• Exercise requirements: Present the count of lines in the entries below that hold "title", and present nothing else.

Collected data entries

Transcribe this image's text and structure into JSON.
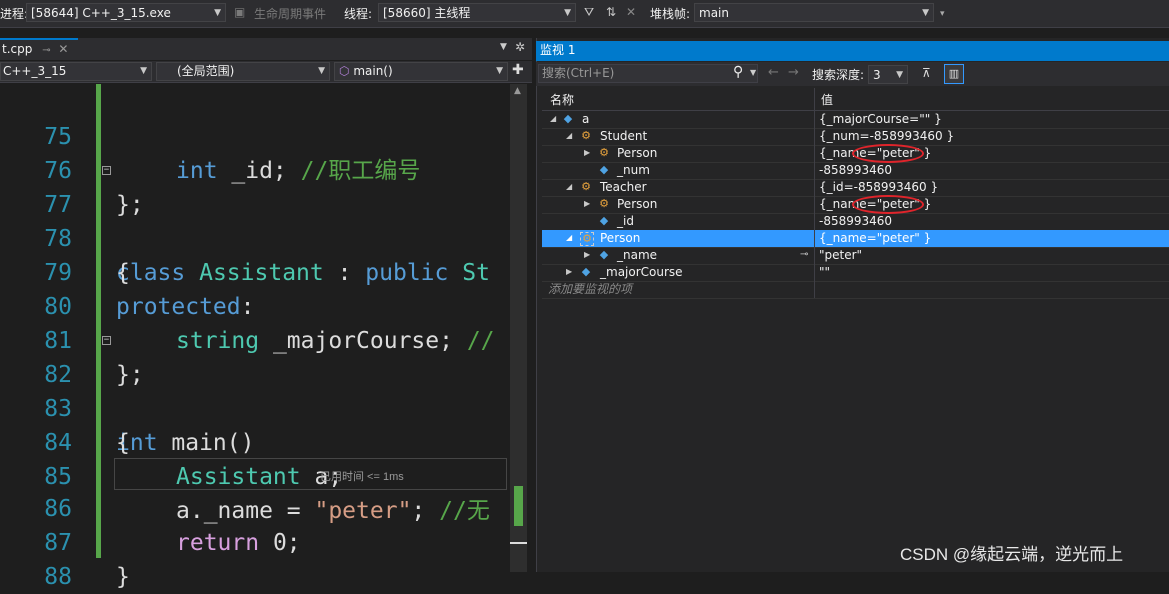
{
  "toolbar": {
    "process_label": "进程:",
    "process_value": "[58644] C++_3_15.exe",
    "lifecycle_label": "生命周期事件",
    "thread_label": "线程:",
    "thread_value": "[58660] 主线程",
    "stackframe_label": "堆栈帧:",
    "stackframe_value": "main"
  },
  "editor": {
    "tab_name": "t.cpp",
    "nav_project": "C++_3_15",
    "nav_scope": "(全局范围)",
    "nav_function": "main()",
    "perf_tip": "已用时间 <= 1ms",
    "lines": [
      {
        "num": "75"
      },
      {
        "num": "76"
      },
      {
        "num": "77"
      },
      {
        "num": "78"
      },
      {
        "num": "79"
      },
      {
        "num": "80"
      },
      {
        "num": "81"
      },
      {
        "num": "82"
      },
      {
        "num": "83"
      },
      {
        "num": "84"
      },
      {
        "num": "85"
      },
      {
        "num": "86"
      },
      {
        "num": "87"
      },
      {
        "num": "88"
      }
    ],
    "code": {
      "l75_kw": "int",
      "l75_text": " _id; ",
      "l75_comment": "//职工编号",
      "l76": "};",
      "l77_kw": "class",
      "l77_type": "Assistant",
      "l77_colon": " : ",
      "l77_public": "public",
      "l77_rest": "St",
      "l78": "{",
      "l79_kw": "protected",
      "l79_colon": ":",
      "l80_type": "string",
      "l80_text": " _majorCourse; ",
      "l80_comment": "//",
      "l81": "};",
      "l82_kw": "int",
      "l82_text": " main()",
      "l83": "{",
      "l84_type": "Assistant",
      "l84_text": " a;",
      "l85_text": "a._name = ",
      "l85_str": "\"peter\"",
      "l85_semi": "; ",
      "l85_comment": "//无",
      "l86_kw": "return",
      "l86_text": " 0;",
      "l87": "}"
    }
  },
  "watch": {
    "title": "监视 1",
    "search_placeholder": "搜索(Ctrl+E)",
    "depth_label": "搜索深度:",
    "depth_value": "3",
    "col_name": "名称",
    "col_value": "值",
    "rows": [
      {
        "name": "a",
        "value": "{_majorCourse=\"\" }"
      },
      {
        "name": "Student",
        "value": "{_num=-858993460 }"
      },
      {
        "name": "Person",
        "value": "{_name=\"peter\" }"
      },
      {
        "name": "_num",
        "value": "-858993460"
      },
      {
        "name": "Teacher",
        "value": "{_id=-858993460 }"
      },
      {
        "name": "Person",
        "value": "{_name=\"peter\" }"
      },
      {
        "name": "_id",
        "value": "-858993460"
      },
      {
        "name": "Person",
        "value": "{_name=\"peter\" }"
      },
      {
        "name": "_name",
        "value": "\"peter\""
      },
      {
        "name": "_majorCourse",
        "value": "\"\""
      }
    ],
    "add_watch": "添加要监视的项"
  },
  "watermark": "CSDN @缘起云端，逆光而上",
  "colors": {
    "accent": "#007acc",
    "selection": "#3399ff",
    "annotation": "#e0242b"
  }
}
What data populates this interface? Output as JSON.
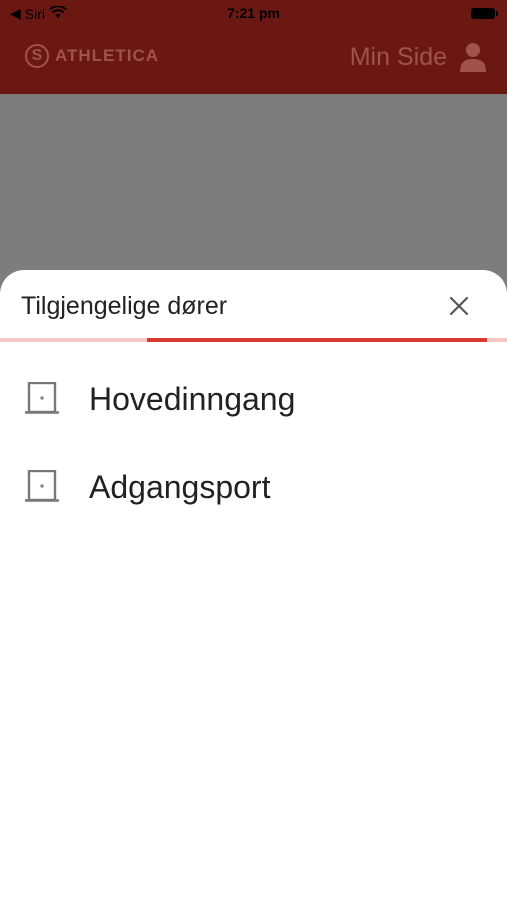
{
  "status_bar": {
    "back_label": "Siri",
    "time": "7:21 pm"
  },
  "header": {
    "brand_mark": "S",
    "brand_name": "ATHLETICA",
    "user_label": "Min Side"
  },
  "sheet": {
    "title": "Tilgjengelige dører",
    "progress_fraction": 0.67,
    "doors": [
      {
        "label": "Hovedinngang",
        "icon": "door-icon"
      },
      {
        "label": "Adgangsport",
        "icon": "door-icon"
      }
    ]
  },
  "colors": {
    "header_bg": "#6b1812",
    "accent": "#d63a32",
    "accent_light": "#f6c8c5",
    "dim_overlay": "#7d7d7d"
  }
}
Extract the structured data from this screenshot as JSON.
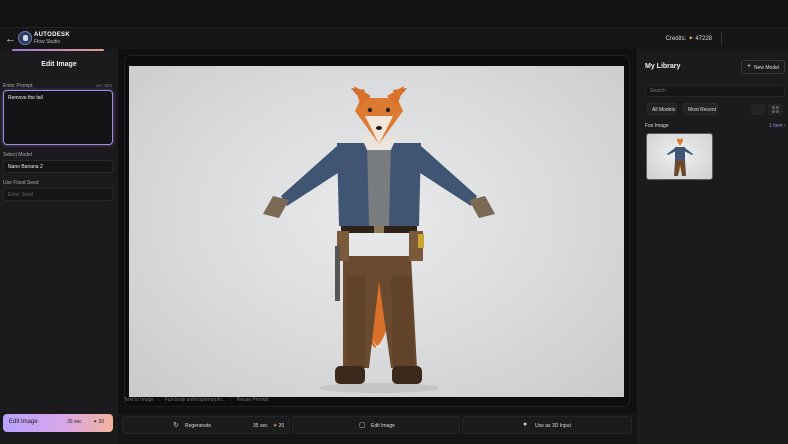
{
  "header": {
    "back_icon": "arrow-left-icon",
    "brand_name": "AUTODESK",
    "brand_sub": "Flow Studio",
    "credits_label": "Credits:",
    "credits_value": "47228"
  },
  "left_panel": {
    "title": "Edit Image",
    "prompt_label": "Enter Prompt",
    "prompt_count": "18 / 500",
    "prompt_value": "Remove the tail",
    "model_label": "Select Model",
    "model_value": "Nano Banana 2",
    "seed_label": "Use Fixed Seed",
    "seed_placeholder": "Enter Seed",
    "edit_button": {
      "label": "Edit Image",
      "time": "35 sec",
      "cost": "20"
    }
  },
  "canvas": {
    "tags": [
      "Text to Image",
      "Full-body anthropomorphi...",
      "Reuse Prompt"
    ]
  },
  "actions": {
    "regenerate_label": "Regenerate",
    "regenerate_time": "35 sec",
    "regenerate_cost": "20",
    "edit_label": "Edit Image",
    "use3d_label": "Use as 3D Input"
  },
  "library": {
    "title": "My Library",
    "new_model_label": "New Model",
    "search_placeholder": "Search",
    "filters": [
      "All Models",
      "Most Recent"
    ],
    "folder_name": "Fox Image",
    "item_count": "1 item"
  },
  "colors": {
    "accent_purple": "#a28be0",
    "credit_star": "#f2c94c"
  }
}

• Exercise output: 4